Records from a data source
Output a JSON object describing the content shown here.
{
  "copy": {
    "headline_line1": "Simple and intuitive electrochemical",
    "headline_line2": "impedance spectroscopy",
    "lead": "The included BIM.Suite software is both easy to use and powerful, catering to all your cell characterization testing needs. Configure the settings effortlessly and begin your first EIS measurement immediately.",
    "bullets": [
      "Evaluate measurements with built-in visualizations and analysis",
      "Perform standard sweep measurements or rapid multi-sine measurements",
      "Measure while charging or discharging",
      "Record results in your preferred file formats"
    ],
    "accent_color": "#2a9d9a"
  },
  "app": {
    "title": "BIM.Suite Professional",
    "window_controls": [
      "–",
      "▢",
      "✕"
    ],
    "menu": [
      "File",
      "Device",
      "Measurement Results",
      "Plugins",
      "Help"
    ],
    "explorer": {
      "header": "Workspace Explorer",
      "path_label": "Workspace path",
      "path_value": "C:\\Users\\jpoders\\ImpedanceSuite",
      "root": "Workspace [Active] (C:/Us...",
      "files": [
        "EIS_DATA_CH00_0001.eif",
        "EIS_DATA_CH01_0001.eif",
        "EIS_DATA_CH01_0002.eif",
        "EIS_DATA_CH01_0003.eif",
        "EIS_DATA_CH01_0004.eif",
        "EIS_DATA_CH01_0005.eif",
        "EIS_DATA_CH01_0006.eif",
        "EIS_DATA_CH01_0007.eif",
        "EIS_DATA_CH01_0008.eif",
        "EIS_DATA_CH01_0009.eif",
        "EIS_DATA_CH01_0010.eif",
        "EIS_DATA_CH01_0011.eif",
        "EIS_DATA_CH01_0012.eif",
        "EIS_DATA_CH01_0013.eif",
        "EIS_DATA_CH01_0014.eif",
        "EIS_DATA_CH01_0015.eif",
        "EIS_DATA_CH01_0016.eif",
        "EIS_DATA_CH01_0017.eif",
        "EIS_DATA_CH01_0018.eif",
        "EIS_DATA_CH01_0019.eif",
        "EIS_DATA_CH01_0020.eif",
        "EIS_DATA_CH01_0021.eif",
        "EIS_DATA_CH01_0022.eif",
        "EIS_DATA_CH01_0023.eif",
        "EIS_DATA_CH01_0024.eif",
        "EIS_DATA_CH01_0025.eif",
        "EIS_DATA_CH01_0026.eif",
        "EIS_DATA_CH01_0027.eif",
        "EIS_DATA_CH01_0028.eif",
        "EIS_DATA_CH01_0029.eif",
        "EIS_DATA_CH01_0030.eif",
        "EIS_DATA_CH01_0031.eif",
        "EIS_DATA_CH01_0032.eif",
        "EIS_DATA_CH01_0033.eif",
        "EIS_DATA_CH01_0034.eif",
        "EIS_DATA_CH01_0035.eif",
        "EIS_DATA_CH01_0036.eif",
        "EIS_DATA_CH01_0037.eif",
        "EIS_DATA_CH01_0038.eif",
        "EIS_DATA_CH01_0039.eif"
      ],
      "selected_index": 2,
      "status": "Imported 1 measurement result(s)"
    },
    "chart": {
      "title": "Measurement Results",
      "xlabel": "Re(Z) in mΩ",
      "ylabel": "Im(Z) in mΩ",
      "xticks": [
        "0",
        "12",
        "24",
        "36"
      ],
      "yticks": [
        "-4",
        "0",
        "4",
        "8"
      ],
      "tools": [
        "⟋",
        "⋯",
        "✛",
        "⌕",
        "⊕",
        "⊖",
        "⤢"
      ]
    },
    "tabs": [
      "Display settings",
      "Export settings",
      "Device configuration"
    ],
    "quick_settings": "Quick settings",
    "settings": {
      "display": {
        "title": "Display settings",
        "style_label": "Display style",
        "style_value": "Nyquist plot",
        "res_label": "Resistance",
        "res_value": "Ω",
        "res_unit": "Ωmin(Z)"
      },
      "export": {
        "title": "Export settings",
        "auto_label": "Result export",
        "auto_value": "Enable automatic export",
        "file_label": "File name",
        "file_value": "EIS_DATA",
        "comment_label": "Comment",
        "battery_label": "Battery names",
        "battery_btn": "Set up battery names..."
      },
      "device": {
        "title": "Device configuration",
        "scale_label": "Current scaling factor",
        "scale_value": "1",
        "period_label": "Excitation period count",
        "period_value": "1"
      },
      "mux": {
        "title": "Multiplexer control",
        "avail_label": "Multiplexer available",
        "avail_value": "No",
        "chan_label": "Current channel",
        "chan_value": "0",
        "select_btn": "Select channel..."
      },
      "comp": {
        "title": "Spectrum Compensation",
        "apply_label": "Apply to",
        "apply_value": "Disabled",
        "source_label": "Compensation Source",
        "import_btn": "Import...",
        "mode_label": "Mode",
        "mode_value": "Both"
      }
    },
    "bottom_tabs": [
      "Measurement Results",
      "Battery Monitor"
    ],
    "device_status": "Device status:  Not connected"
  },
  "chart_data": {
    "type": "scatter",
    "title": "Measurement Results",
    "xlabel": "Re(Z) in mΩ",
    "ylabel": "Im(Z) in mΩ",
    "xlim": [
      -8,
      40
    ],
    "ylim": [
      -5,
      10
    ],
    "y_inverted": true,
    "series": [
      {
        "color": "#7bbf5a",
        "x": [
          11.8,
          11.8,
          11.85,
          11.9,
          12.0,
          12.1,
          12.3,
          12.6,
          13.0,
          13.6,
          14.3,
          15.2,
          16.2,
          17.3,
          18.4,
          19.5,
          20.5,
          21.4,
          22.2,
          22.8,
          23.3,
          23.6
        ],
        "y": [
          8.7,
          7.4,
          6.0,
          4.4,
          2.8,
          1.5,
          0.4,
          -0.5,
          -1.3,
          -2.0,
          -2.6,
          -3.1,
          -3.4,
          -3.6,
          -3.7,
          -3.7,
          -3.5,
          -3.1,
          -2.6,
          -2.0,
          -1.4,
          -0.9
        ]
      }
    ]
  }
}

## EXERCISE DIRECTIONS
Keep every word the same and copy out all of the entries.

## ANSWER SECTION
Output a JSON object describing the content shown here.
{
  "copy": {
    "headline_line1": "Simple and intuitive electrochemical",
    "headline_line2": "impedance spectroscopy",
    "lead": "The included BIM.Suite software is both easy to use and powerful, catering to all your cell characterization testing needs. Configure the settings effortlessly and begin your first EIS measurement immediately.",
    "bullets": [
      "Evaluate measurements with built-in visualizations and analysis",
      "Perform standard sweep measurements or rapid multi-sine measurements",
      "Measure while charging or discharging",
      "Record results in your preferred file formats"
    ],
    "accent_color": "#2a9d9a"
  },
  "app": {
    "title": "BIM.Suite Professional",
    "window_controls": [
      "–",
      "▢",
      "✕"
    ],
    "menu": [
      "File",
      "Device",
      "Measurement Results",
      "Plugins",
      "Help"
    ],
    "explorer": {
      "header": "Workspace Explorer",
      "path_label": "Workspace path",
      "path_value": "C:\\Users\\jpoders\\ImpedanceSuite",
      "root": "Workspace [Active] (C:/Us...",
      "files": [
        "EIS_DATA_CH00_0001.eif",
        "EIS_DATA_CH01_0001.eif",
        "EIS_DATA_CH01_0002.eif",
        "EIS_DATA_CH01_0003.eif",
        "EIS_DATA_CH01_0004.eif",
        "EIS_DATA_CH01_0005.eif",
        "EIS_DATA_CH01_0006.eif",
        "EIS_DATA_CH01_0007.eif",
        "EIS_DATA_CH01_0008.eif",
        "EIS_DATA_CH01_0009.eif",
        "EIS_DATA_CH01_0010.eif",
        "EIS_DATA_CH01_0011.eif",
        "EIS_DATA_CH01_0012.eif",
        "EIS_DATA_CH01_0013.eif",
        "EIS_DATA_CH01_0014.eif",
        "EIS_DATA_CH01_0015.eif",
        "EIS_DATA_CH01_0016.eif",
        "EIS_DATA_CH01_0017.eif",
        "EIS_DATA_CH01_0018.eif",
        "EIS_DATA_CH01_0019.eif",
        "EIS_DATA_CH01_0020.eif",
        "EIS_DATA_CH01_0021.eif",
        "EIS_DATA_CH01_0022.eif",
        "EIS_DATA_CH01_0023.eif",
        "EIS_DATA_CH01_0024.eif",
        "EIS_DATA_CH01_0025.eif",
        "EIS_DATA_CH01_0026.eif",
        "EIS_DATA_CH01_0027.eif",
        "EIS_DATA_CH01_0028.eif",
        "EIS_DATA_CH01_0029.eif",
        "EIS_DATA_CH01_0030.eif",
        "EIS_DATA_CH01_0031.eif",
        "EIS_DATA_CH01_0032.eif",
        "EIS_DATA_CH01_0033.eif",
        "EIS_DATA_CH01_0034.eif",
        "EIS_DATA_CH01_0035.eif",
        "EIS_DATA_CH01_0036.eif",
        "EIS_DATA_CH01_0037.eif",
        "EIS_DATA_CH01_0038.eif",
        "EIS_DATA_CH01_0039.eif"
      ],
      "selected_index": 2,
      "status": "Imported 1 measurement result(s)"
    },
    "chart": {
      "title": "Measurement Results",
      "xlabel": "Re(Z) in mΩ",
      "ylabel": "Im(Z) in mΩ",
      "xticks": [
        "0",
        "12",
        "24",
        "36"
      ],
      "yticks": [
        "-4",
        "0",
        "4",
        "8"
      ],
      "tools": [
        "⟋",
        "⋯",
        "✛",
        "⌕",
        "⊕",
        "⊖",
        "⤢"
      ]
    },
    "tabs": [
      "Display settings",
      "Export settings",
      "Device configuration"
    ],
    "quick_settings": "Quick settings",
    "settings": {
      "display": {
        "title": "Display settings",
        "style_label": "Display style",
        "style_value": "Nyquist plot",
        "res_label": "Resistance",
        "res_value": "Ω",
        "res_unit": "Ωmin(Z)"
      },
      "export": {
        "title": "Export settings",
        "auto_label": "Result export",
        "auto_value": "Enable automatic export",
        "file_label": "File name",
        "file_value": "EIS_DATA",
        "comment_label": "Comment",
        "battery_label": "Battery names",
        "battery_btn": "Set up battery names..."
      },
      "device": {
        "title": "Device configuration",
        "scale_label": "Current scaling factor",
        "scale_value": "1",
        "period_label": "Excitation period count",
        "period_value": "1"
      },
      "mux": {
        "title": "Multiplexer control",
        "avail_label": "Multiplexer available",
        "avail_value": "No",
        "chan_label": "Current channel",
        "chan_value": "0",
        "select_btn": "Select channel..."
      },
      "comp": {
        "title": "Spectrum Compensation",
        "apply_label": "Apply to",
        "apply_value": "Disabled",
        "source_label": "Compensation Source",
        "import_btn": "Import...",
        "mode_label": "Mode",
        "mode_value": "Both"
      }
    },
    "bottom_tabs": [
      "Measurement Results",
      "Battery Monitor"
    ],
    "device_status": "Device status:  Not connected"
  },
  "chart_data": {
    "type": "scatter",
    "title": "Measurement Results",
    "xlabel": "Re(Z) in mΩ",
    "ylabel": "Im(Z) in mΩ",
    "xlim": [
      -8,
      40
    ],
    "ylim": [
      -5,
      10
    ],
    "y_inverted": true,
    "series": [
      {
        "color": "#7bbf5a",
        "x": [
          11.8,
          11.8,
          11.85,
          11.9,
          12.0,
          12.1,
          12.3,
          12.6,
          13.0,
          13.6,
          14.3,
          15.2,
          16.2,
          17.3,
          18.4,
          19.5,
          20.5,
          21.4,
          22.2,
          22.8,
          23.3,
          23.6
        ],
        "y": [
          8.7,
          7.4,
          6.0,
          4.4,
          2.8,
          1.5,
          0.4,
          -0.5,
          -1.3,
          -2.0,
          -2.6,
          -3.1,
          -3.4,
          -3.6,
          -3.7,
          -3.7,
          -3.5,
          -3.1,
          -2.6,
          -2.0,
          -1.4,
          -0.9
        ]
      }
    ]
  }
}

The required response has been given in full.